Background: Antiretroviral treatment interruptions (TIs) cause suboptimal clinical outcomes. Data on TIs during social disruption are limited.
Methods: We determined effects of unplanned TIs after the 2007–2008 Kenyan postelection violence on virological failure, comparing viral load (VL) outcomes in HIV-infected adults with and without conflict-induced TI.
Results: Two hundred and one patients were enrolled, median 2.2 years after conflict and 4.3 years on treatment. Eighty-eight patients experienced conflict-related TIs and 113 received continuous treatment. After adjusting for preconflict CD4, patients with TIs were more likely to have detectable VL, VL >5,000 and VL >10,000.

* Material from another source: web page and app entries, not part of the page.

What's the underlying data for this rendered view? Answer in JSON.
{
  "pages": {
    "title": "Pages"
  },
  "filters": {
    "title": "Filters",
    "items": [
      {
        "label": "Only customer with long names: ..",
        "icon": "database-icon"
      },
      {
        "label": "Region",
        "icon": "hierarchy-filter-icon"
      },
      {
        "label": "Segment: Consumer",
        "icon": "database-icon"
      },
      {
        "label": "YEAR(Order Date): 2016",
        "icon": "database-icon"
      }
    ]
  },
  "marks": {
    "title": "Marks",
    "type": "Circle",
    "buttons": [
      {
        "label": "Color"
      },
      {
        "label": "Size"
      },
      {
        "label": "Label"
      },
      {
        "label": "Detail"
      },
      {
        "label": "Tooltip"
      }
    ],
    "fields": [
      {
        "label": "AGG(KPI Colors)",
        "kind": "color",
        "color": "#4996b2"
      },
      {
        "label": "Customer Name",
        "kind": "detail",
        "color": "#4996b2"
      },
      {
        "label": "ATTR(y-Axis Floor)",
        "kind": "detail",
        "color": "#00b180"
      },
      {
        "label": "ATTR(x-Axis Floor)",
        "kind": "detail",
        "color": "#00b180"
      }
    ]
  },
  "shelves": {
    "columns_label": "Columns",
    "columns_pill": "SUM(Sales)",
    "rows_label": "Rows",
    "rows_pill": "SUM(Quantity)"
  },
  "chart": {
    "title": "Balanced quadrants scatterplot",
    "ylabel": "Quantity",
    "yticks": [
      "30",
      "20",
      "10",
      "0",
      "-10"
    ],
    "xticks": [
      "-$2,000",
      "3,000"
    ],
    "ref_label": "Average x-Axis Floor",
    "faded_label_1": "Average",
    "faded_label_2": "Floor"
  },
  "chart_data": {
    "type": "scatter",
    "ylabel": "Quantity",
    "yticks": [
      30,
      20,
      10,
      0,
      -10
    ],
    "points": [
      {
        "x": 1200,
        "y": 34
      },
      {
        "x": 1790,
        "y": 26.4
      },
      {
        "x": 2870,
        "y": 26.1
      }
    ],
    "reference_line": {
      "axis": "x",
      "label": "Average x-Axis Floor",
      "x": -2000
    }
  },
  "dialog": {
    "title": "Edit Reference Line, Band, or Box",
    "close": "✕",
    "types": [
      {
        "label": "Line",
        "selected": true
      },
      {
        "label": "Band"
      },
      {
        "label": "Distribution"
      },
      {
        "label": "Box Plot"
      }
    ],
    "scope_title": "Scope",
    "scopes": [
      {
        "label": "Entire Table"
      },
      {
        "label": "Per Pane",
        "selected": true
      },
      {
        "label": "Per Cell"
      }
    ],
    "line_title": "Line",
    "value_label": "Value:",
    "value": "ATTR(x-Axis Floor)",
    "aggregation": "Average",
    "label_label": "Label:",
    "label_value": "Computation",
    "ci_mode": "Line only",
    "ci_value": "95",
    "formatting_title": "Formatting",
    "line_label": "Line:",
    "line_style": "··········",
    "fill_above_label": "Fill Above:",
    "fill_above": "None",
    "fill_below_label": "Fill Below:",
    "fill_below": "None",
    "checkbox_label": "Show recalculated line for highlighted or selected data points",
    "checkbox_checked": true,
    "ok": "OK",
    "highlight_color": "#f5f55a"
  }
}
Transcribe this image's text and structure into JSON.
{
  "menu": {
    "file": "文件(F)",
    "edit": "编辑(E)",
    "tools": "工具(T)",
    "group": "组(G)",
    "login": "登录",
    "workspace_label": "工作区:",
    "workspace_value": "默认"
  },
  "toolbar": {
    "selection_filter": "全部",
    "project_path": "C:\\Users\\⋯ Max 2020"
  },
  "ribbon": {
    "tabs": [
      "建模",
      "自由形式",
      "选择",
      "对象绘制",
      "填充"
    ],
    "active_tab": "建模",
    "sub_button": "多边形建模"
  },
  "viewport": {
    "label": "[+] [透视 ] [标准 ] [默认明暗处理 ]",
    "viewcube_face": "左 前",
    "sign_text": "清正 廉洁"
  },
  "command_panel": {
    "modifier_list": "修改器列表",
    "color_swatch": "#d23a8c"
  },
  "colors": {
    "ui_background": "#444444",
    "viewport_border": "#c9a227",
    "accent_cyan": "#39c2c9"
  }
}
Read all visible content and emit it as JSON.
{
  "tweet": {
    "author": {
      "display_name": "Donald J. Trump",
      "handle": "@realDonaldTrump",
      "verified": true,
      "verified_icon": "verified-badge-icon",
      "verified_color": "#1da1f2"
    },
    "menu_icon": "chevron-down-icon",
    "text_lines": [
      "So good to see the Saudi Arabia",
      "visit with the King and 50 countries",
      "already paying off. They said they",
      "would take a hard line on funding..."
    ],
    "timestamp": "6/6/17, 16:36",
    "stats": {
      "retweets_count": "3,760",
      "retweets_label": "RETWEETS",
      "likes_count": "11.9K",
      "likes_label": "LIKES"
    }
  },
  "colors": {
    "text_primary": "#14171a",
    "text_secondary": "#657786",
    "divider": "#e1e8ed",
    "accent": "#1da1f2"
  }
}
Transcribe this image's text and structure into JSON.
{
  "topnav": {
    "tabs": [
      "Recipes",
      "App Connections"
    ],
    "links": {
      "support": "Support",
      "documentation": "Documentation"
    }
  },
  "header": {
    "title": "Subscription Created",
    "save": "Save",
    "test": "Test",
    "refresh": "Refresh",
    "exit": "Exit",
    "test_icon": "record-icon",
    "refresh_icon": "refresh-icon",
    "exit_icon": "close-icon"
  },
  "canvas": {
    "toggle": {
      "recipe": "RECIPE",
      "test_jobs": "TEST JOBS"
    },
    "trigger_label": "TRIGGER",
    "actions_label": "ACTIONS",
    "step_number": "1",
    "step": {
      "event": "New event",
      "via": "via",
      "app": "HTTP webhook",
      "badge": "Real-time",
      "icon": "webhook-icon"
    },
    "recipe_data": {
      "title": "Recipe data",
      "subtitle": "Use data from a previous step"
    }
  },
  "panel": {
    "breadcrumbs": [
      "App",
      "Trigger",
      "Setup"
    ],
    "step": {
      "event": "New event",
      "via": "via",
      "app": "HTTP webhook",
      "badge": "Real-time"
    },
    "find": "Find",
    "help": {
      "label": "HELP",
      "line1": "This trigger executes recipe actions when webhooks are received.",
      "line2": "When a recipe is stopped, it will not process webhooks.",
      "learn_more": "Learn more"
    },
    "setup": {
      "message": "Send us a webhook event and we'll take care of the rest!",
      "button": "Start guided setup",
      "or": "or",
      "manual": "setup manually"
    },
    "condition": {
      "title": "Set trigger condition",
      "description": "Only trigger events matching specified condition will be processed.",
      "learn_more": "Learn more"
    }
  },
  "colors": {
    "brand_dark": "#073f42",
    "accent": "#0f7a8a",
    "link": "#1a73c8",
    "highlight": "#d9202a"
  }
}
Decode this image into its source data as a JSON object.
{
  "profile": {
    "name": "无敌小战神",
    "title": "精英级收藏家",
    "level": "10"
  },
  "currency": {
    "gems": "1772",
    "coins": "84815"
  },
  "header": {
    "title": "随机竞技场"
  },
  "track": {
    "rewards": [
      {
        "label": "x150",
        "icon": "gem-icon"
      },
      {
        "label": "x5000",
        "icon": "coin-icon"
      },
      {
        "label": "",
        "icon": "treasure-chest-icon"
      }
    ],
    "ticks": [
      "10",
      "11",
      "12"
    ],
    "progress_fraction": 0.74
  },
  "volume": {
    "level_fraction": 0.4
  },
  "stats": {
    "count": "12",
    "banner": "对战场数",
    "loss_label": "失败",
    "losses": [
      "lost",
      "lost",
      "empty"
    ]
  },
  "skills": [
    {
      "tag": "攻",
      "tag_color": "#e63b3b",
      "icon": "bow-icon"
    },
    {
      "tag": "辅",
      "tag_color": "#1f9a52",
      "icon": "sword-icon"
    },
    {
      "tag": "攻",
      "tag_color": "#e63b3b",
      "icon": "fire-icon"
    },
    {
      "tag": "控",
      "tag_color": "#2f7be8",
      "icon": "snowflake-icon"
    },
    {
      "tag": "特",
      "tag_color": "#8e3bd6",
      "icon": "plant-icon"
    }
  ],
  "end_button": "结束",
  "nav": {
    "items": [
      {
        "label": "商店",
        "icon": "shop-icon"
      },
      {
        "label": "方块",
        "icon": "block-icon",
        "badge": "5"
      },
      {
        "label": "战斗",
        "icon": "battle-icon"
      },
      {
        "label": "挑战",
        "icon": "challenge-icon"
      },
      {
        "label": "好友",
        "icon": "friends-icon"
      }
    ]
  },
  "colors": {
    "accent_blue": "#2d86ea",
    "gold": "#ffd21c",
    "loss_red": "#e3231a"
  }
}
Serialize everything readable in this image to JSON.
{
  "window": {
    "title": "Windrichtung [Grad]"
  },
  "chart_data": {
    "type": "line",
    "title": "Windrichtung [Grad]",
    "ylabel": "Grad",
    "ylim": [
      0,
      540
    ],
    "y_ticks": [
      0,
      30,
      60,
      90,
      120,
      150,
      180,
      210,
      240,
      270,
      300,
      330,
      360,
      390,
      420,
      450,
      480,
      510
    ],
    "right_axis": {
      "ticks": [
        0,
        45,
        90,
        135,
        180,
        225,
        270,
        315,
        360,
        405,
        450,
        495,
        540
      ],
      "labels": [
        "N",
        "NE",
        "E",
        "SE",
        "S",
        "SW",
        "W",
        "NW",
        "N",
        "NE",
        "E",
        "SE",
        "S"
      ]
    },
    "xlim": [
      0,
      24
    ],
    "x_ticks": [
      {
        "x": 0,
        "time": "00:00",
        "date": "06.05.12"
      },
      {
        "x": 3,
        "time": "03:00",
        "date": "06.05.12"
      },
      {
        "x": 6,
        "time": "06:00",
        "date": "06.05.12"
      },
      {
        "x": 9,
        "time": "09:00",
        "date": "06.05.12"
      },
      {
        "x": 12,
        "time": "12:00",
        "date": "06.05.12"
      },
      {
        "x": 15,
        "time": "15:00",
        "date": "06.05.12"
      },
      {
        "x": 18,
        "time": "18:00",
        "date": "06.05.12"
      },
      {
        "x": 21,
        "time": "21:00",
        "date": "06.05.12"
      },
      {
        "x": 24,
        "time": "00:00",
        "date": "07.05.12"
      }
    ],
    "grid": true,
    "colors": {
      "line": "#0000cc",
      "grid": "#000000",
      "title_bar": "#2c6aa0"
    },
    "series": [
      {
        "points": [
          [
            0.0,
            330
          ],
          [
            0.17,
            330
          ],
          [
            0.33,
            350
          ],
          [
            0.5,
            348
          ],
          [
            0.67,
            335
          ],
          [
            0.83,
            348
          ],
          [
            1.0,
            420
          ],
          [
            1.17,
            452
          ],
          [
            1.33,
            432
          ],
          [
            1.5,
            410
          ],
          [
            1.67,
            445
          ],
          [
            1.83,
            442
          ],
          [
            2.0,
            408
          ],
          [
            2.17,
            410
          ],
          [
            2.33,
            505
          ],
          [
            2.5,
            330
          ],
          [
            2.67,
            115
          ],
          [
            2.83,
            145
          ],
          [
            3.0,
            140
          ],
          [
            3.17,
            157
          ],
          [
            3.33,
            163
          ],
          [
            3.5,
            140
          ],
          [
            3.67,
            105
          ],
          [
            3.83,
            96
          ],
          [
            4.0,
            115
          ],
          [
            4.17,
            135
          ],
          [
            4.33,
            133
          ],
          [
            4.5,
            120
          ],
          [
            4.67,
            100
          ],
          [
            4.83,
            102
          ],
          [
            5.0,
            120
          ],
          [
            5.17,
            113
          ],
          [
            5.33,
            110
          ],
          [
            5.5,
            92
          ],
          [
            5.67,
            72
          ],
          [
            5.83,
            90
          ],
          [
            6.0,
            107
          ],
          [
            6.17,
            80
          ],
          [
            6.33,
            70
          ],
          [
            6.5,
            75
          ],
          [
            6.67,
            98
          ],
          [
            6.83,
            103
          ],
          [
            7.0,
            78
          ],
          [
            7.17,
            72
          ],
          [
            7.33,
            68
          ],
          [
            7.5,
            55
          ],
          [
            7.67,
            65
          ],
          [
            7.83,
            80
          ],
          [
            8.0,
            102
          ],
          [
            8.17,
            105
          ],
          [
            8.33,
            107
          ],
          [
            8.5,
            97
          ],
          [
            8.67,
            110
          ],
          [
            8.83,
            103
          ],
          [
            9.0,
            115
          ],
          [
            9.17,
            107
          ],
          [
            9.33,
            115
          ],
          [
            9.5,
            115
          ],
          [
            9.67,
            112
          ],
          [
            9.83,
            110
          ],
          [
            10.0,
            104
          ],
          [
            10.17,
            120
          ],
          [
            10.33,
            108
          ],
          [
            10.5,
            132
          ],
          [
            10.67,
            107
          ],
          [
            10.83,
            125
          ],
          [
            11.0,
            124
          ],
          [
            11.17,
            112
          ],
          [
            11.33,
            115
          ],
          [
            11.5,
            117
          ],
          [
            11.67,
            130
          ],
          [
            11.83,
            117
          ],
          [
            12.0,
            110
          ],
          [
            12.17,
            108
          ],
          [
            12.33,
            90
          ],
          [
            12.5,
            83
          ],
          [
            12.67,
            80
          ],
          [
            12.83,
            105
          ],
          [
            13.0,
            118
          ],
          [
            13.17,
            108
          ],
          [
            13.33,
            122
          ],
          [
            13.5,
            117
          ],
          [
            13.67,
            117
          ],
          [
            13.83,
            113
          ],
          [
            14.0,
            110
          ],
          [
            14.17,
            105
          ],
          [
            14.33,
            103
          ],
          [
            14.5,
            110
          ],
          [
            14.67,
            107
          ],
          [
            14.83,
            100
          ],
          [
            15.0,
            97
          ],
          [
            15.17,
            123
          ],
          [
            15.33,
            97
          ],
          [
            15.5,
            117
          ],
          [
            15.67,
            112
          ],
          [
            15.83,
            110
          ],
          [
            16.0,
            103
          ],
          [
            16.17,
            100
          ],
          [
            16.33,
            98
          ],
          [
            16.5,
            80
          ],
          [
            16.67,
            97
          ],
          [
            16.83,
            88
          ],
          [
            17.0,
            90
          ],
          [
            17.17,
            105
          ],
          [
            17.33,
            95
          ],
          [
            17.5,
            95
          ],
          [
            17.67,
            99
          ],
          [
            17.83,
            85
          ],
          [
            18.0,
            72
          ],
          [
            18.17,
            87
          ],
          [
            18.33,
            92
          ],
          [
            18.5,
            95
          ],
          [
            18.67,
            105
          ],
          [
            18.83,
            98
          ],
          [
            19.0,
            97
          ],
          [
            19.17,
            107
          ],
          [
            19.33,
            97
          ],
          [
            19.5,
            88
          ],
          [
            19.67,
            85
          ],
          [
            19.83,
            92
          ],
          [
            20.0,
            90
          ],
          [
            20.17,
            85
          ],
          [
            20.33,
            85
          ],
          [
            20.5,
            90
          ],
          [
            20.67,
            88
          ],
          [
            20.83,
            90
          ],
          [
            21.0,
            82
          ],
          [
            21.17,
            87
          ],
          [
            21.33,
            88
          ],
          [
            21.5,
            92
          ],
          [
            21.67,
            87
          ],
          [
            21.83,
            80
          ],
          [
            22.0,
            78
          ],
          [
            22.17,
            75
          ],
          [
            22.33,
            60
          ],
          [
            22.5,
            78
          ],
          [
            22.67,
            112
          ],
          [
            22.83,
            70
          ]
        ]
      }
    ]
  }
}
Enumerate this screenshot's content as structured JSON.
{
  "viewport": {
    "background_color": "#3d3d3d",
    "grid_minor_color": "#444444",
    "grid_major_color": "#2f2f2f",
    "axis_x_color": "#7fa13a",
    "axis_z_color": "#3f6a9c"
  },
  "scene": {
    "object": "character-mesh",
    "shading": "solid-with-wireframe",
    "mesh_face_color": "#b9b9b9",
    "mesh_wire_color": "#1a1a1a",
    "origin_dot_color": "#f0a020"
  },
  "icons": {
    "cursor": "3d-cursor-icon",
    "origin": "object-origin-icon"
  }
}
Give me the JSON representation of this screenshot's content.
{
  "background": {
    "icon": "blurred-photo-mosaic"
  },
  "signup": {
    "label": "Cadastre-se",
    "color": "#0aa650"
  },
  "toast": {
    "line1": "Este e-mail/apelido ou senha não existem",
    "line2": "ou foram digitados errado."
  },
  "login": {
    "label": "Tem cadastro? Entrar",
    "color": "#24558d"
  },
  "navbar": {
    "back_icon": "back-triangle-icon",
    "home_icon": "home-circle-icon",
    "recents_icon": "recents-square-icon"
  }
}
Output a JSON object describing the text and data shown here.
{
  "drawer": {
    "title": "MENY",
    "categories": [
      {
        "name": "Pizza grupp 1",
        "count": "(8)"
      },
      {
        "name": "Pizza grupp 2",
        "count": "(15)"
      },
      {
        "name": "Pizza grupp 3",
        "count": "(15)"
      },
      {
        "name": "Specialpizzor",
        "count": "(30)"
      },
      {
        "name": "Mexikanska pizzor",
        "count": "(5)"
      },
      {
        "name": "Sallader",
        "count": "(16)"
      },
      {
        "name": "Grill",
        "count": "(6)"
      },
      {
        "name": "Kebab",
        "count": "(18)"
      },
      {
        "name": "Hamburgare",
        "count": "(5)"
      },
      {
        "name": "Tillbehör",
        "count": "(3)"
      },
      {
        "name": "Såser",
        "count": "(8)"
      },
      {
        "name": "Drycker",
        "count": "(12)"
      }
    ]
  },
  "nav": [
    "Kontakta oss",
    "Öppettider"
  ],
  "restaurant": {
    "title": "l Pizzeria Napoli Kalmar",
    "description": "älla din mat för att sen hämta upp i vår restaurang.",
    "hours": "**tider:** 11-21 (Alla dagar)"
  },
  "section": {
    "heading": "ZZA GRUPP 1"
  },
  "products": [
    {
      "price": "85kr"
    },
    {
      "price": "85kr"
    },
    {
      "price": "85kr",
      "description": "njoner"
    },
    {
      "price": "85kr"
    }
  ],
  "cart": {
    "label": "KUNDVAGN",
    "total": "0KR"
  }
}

Conclusions: Unplanned conflict-related TIs are associated with increased likelihood of virological failure.